*Problem*
The records below need to be restated word for word.

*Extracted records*
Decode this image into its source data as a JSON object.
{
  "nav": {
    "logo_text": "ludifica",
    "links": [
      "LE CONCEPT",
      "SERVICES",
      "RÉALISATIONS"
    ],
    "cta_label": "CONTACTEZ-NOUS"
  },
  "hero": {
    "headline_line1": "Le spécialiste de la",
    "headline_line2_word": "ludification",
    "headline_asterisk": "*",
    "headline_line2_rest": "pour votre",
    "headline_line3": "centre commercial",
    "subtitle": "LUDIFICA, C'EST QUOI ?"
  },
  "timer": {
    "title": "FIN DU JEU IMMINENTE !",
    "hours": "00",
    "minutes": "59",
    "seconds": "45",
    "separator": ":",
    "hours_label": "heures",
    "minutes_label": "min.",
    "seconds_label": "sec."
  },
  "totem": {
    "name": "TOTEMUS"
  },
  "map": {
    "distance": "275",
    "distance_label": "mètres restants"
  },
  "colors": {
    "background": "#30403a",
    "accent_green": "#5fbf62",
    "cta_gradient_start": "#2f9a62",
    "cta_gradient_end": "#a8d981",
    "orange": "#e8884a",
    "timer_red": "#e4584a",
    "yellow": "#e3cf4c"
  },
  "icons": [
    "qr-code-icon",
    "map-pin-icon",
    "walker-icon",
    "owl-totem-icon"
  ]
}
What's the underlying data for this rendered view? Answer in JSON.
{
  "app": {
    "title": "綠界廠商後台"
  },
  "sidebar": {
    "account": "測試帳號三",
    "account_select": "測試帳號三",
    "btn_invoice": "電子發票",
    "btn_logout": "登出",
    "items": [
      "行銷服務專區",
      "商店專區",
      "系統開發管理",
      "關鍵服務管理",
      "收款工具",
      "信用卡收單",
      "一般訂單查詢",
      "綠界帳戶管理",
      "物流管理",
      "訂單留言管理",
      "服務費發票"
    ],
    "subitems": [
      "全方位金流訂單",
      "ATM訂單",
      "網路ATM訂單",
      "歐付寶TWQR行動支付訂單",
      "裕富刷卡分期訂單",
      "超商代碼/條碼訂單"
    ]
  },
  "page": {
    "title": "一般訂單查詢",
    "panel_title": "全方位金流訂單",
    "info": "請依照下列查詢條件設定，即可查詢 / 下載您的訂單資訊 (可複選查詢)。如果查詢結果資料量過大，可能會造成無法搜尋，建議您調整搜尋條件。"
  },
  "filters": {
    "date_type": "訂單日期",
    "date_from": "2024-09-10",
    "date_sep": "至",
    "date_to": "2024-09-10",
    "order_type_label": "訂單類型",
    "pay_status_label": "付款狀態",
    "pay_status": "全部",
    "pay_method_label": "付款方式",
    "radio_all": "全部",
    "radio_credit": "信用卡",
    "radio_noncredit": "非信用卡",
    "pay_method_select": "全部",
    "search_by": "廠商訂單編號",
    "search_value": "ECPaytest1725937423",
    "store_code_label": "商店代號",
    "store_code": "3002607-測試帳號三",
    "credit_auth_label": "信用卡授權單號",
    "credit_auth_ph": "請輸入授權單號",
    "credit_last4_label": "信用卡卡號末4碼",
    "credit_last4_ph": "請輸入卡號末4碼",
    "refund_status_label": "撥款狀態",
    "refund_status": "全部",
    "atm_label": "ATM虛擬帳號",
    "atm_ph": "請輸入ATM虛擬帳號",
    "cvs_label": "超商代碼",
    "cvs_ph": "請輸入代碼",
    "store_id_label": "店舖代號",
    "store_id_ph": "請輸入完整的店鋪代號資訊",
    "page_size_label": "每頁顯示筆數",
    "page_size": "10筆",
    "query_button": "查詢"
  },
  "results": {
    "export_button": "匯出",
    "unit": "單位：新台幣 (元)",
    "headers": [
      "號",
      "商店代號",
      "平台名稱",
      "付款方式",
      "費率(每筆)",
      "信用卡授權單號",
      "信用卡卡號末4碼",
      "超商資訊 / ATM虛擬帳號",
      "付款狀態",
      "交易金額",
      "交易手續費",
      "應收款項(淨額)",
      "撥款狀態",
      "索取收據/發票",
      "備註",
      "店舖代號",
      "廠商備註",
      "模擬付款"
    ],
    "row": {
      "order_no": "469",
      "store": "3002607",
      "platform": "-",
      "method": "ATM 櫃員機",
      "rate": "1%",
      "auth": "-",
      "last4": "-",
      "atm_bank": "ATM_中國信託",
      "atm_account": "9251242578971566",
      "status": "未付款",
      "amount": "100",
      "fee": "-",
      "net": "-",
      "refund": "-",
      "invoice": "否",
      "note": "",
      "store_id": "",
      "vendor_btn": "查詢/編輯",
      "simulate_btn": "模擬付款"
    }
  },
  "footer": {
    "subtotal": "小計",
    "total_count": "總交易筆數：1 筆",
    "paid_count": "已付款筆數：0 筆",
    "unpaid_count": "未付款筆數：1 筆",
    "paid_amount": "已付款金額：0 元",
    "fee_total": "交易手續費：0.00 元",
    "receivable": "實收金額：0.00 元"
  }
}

*Written solution*
Decode this image into its source data as a JSON object.
{
  "nav": {
    "logo_text": "ludifica",
    "links": [
      "LE CONCEPT",
      "SERVICES",
      "RÉALISATIONS"
    ],
    "cta_label": "CONTACTEZ-NOUS"
  },
  "hero": {
    "headline_line1": "Le spécialiste de la",
    "headline_line2_word": "ludification",
    "headline_asterisk": "*",
    "headline_line2_rest": "pour votre",
    "headline_line3": "centre commercial",
    "subtitle": "LUDIFICA, C'EST QUOI ?"
  },
  "timer": {
    "title": "FIN DU JEU IMMINENTE !",
    "hours": "00",
    "minutes": "59",
    "seconds": "45",
    "separator": ":",
    "hours_label": "heures",
    "minutes_label": "min.",
    "seconds_label": "sec."
  },
  "totem": {
    "name": "TOTEMUS"
  },
  "map": {
    "distance": "275",
    "distance_label": "mètres restants"
  },
  "colors": {
    "background": "#30403a",
    "accent_green": "#5fbf62",
    "cta_gradient_start": "#2f9a62",
    "cta_gradient_end": "#a8d981",
    "orange": "#e8884a",
    "timer_red": "#e4584a",
    "yellow": "#e3cf4c"
  },
  "icons": [
    "qr-code-icon",
    "map-pin-icon",
    "walker-icon",
    "owl-totem-icon"
  ]
}
What's the underlying data for this rendered view? Answer in JSON.
{
  "app": {
    "title": "綠界廠商後台"
  },
  "sidebar": {
    "account": "測試帳號三",
    "account_select": "測試帳號三",
    "btn_invoice": "電子發票",
    "btn_logout": "登出",
    "items": [
      "行銷服務專區",
      "商店專區",
      "系統開發管理",
      "關鍵服務管理",
      "收款工具",
      "信用卡收單",
      "一般訂單查詢",
      "綠界帳戶管理",
      "物流管理",
      "訂單留言管理",
      "服務費發票"
    ],
    "subitems": [
      "全方位金流訂單",
      "ATM訂單",
      "網路ATM訂單",
      "歐付寶TWQR行動支付訂單",
      "裕富刷卡分期訂單",
      "超商代碼/條碼訂單"
    ]
  },
  "page": {
    "title": "一般訂單查詢",
    "panel_title": "全方位金流訂單",
    "info": "請依照下列查詢條件設定，即可查詢 / 下載您的訂單資訊 (可複選查詢)。如果查詢結果資料量過大，可能會造成無法搜尋，建議您調整搜尋條件。"
  },
  "filters": {
    "date_type": "訂單日期",
    "date_from": "2024-09-10",
    "date_sep": "至",
    "date_to": "2024-09-10",
    "order_type_label": "訂單類型",
    "pay_status_label": "付款狀態",
    "pay_status": "全部",
    "pay_method_label": "付款方式",
    "radio_all": "全部",
    "radio_credit": "信用卡",
    "radio_noncredit": "非信用卡",
    "pay_method_select": "全部",
    "search_by": "廠商訂單編號",
    "search_value": "ECPaytest1725937423",
    "store_code_label": "商店代號",
    "store_code": "3002607-測試帳號三",
    "credit_auth_label": "信用卡授權單號",
    "credit_auth_ph": "請輸入授權單號",
    "credit_last4_label": "信用卡卡號末4碼",
    "credit_last4_ph": "請輸入卡號末4碼",
    "refund_status_label": "撥款狀態",
    "refund_status": "全部",
    "atm_label": "ATM虛擬帳號",
    "atm_ph": "請輸入ATM虛擬帳號",
    "cvs_label": "超商代碼",
    "cvs_ph": "請輸入代碼",
    "store_id_label": "店舖代號",
    "store_id_ph": "請輸入完整的店鋪代號資訊",
    "page_size_label": "每頁顯示筆數",
    "page_size": "10筆",
    "query_button": "查詢"
  },
  "results": {
    "export_button": "匯出",
    "unit": "單位：新台幣 (元)",
    "headers": [
      "號",
      "商店代號",
      "平台名稱",
      "付款方式",
      "費率(每筆)",
      "信用卡授權單號",
      "信用卡卡號末4碼",
      "超商資訊 / ATM虛擬帳號",
      "付款狀態",
      "交易金額",
      "交易手續費",
      "應收款項(淨額)",
      "撥款狀態",
      "索取收據/發票",
      "備註",
      "店舖代號",
      "廠商備註",
      "模擬付款"
    ],
    "row": {
      "order_no": "469",
      "store": "3002607",
      "platform": "-",
      "method": "ATM 櫃員機",
      "rate": "1%",
      "auth": "-",
      "last4": "-",
      "atm_bank": "ATM_中國信託",
      "atm_account": "9251242578971566",
      "status": "未付款",
      "amount": "100",
      "fee": "-",
      "net": "-",
      "refund": "-",
      "invoice": "否",
      "note": "",
      "store_id": "",
      "vendor_btn": "查詢/編輯",
      "simulate_btn": "模擬付款"
    }
  },
  "footer": {
    "subtotal": "小計",
    "total_count": "總交易筆數：1 筆",
    "paid_count": "已付款筆數：0 筆",
    "unpaid_count": "未付款筆數：1 筆",
    "paid_amount": "已付款金額：0 元",
    "fee_total": "交易手續費：0.00 元",
    "receivable": "實收金額：0.00 元"
  }
}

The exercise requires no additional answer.